910 2. It is very important to point out that the high performance processes perform all on the same level.608 35.44 2. and main equipment of each scheme. PATENT PENDING © Copyright 2001 ABB Lummus Global Inc.535 2.437.823 23.41 1. Table 6 – Economic Comparison (Base recovery is 95% Ethane) Total BHP NGL.490 5. indicates that the NGL-RGPSM process has a slight economical advantage . All drivers are considered electric.010 The CAPEX row has been adjusted for the difference in BHP of each process.34 2. Base 46.118 2.991 11.334.991 15.22 2.EC-2101 Recompressor Aftercooler EA-2101 Inlet Gas Exchanger GB-2102 Recompressor EA-2102 Reboiler & Side Reboiler GB-2101 Expander-Compressor FA-2101 Cold Absorber FA-2102 Cold Liquid Stripper EA-2103 Reflux Condenser DA-2101 Demethanizer EA-2103 RESIDUE GAS EC-2102 GB-2102 GB-2101 FA-2102 DA-2101 INLET GAS EA-2101 FA-2101 EA-2102 Notes: This drawing is the property of the ABB Lummus Global.380 9.170.44 Base Base Base Alt.102 36. TX and is not to be reproduced to furnish any information of drawings or apparatus except where provided by agreement with said company.745 37.892. MM$ Base 52. The table above shows the economic performance of the processes presented here against the study base case using mature technology. The particular conditions of this study.167 2.802 NGL-PRO SM NGL-FLEX SM NGL-RGP SM NGL-MAX SM 39.Randall Division NGL+ Fig.975 6.995 6. The net present value (NPV) is shown to demonstrate clearly the impact of the high performance processes.703.88 3.991 12. Inc.565 2.160 19.000 3.991 13. gpm HP/gpm OPEX Savings $/yr CAPEX Savings.261.020 6. Table 6 is a comparison of the cases analyzed in this work. ALL RIGHTS RESERVED ABB Lummus Global . the difference in exchanger area.210 2.951.991 17.191.510 22.991 12.NGL-RGPSM Process Economic Comparison Since engineering is science-based economics. Houston. $ NPV.216.290 25.925. 10 .

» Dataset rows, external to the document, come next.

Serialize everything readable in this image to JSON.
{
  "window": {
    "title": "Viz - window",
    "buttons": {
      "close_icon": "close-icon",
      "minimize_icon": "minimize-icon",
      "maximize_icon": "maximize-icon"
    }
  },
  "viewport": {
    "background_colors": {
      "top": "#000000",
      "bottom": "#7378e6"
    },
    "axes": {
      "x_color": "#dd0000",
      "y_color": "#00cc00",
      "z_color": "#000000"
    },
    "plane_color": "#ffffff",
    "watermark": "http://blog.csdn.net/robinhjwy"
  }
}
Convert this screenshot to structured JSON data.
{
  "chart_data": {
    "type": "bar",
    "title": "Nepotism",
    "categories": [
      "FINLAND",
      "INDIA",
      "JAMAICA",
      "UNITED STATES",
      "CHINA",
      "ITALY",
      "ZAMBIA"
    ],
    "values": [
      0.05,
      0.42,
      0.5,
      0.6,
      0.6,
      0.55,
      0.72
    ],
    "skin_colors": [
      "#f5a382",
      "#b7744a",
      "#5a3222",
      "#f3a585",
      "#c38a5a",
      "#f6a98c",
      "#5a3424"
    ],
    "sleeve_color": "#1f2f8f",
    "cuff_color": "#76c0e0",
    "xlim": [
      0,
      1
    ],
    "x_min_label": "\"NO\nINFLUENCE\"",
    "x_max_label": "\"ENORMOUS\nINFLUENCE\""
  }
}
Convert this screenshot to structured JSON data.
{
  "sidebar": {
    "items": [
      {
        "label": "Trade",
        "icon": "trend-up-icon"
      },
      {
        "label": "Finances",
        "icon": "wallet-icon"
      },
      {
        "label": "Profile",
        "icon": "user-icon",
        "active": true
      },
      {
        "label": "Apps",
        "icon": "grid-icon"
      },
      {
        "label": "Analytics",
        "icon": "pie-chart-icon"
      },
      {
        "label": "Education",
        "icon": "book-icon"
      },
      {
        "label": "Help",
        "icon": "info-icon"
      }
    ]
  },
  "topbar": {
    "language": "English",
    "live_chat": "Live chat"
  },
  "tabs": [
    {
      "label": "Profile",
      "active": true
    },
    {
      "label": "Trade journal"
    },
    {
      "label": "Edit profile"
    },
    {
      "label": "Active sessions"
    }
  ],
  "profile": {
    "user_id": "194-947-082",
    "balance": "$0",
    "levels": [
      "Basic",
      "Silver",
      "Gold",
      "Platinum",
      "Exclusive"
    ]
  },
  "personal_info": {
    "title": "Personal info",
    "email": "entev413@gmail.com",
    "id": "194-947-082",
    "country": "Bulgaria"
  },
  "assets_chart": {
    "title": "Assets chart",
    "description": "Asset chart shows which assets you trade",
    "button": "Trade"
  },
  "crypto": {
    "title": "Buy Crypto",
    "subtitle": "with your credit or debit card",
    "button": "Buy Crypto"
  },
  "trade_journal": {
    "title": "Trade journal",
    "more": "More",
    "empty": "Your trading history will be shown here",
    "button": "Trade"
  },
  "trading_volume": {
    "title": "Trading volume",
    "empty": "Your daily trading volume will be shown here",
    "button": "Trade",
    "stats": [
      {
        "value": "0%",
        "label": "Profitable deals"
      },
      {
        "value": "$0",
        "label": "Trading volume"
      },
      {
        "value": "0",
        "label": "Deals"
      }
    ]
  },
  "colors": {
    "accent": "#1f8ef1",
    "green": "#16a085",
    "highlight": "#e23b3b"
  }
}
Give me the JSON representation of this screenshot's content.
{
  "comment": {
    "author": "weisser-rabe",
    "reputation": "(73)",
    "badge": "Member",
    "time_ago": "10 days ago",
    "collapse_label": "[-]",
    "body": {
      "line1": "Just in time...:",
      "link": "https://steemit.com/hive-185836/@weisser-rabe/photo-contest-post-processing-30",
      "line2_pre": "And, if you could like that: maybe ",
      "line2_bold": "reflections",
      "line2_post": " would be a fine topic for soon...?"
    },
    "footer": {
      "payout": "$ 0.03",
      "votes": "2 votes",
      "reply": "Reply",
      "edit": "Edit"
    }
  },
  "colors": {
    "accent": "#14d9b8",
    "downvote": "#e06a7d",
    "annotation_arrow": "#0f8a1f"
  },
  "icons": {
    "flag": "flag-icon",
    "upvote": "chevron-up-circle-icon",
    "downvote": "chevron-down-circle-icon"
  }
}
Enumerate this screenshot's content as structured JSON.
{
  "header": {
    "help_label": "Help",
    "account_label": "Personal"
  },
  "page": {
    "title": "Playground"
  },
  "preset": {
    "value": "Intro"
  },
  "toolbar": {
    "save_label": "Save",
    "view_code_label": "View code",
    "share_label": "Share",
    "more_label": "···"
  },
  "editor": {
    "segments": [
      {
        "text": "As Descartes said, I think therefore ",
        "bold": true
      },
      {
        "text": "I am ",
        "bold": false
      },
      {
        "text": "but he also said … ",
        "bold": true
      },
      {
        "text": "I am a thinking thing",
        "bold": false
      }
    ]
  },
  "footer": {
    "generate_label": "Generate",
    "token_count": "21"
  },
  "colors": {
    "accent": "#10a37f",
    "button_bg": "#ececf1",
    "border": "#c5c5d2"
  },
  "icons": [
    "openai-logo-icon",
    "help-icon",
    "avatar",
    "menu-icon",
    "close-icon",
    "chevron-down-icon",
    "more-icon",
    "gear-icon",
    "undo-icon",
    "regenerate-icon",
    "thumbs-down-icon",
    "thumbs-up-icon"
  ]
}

we continue to gain experience and learn new lessons. and value differentiation to the business will dictate whether a certain technology has applicability and chances to succeed. and there has been a continuous flow of innovations. However. References: 1. Conclusion Cryogenic extraction of liquids has existed for more than 35 years. Market conditions. That is the aim of the experts. New Recycle Process Scheme for High Ethane Recovery. which translates into economy of the facility life cycle cost.against the other two processes. a suite of technologies is needed to satisfy the diverse requirements of the natural gas industry. as demonstrated by the enormous body of intellectual property developed in this field. We believe that the value of new technologies contributes differentiating process efficiency. Perhaps a more general statement is that the new generation of processes presented in this work will perform significantly better than the mature technology. business envelope. US Patent 5. 2. One technology will not be the best in all different gas applications. We have introduced a new generation of cryogenic high performance technologies.377 Hydrocarbon Gas Separation Process 3. Technology has the mission of enabling business and to elevate its value.890. Gas Processing with Cryogenic Turboexpander Technology – Randall Gas Technologies-Revision 2003. As technologists.GPA 2000 . our task is to create new and competitive solutions. and efficient use of energy. This only emphasizes our criteria that each scenario needs to be evaluated carefully. specifically tailored for flexible handling of gas compositions.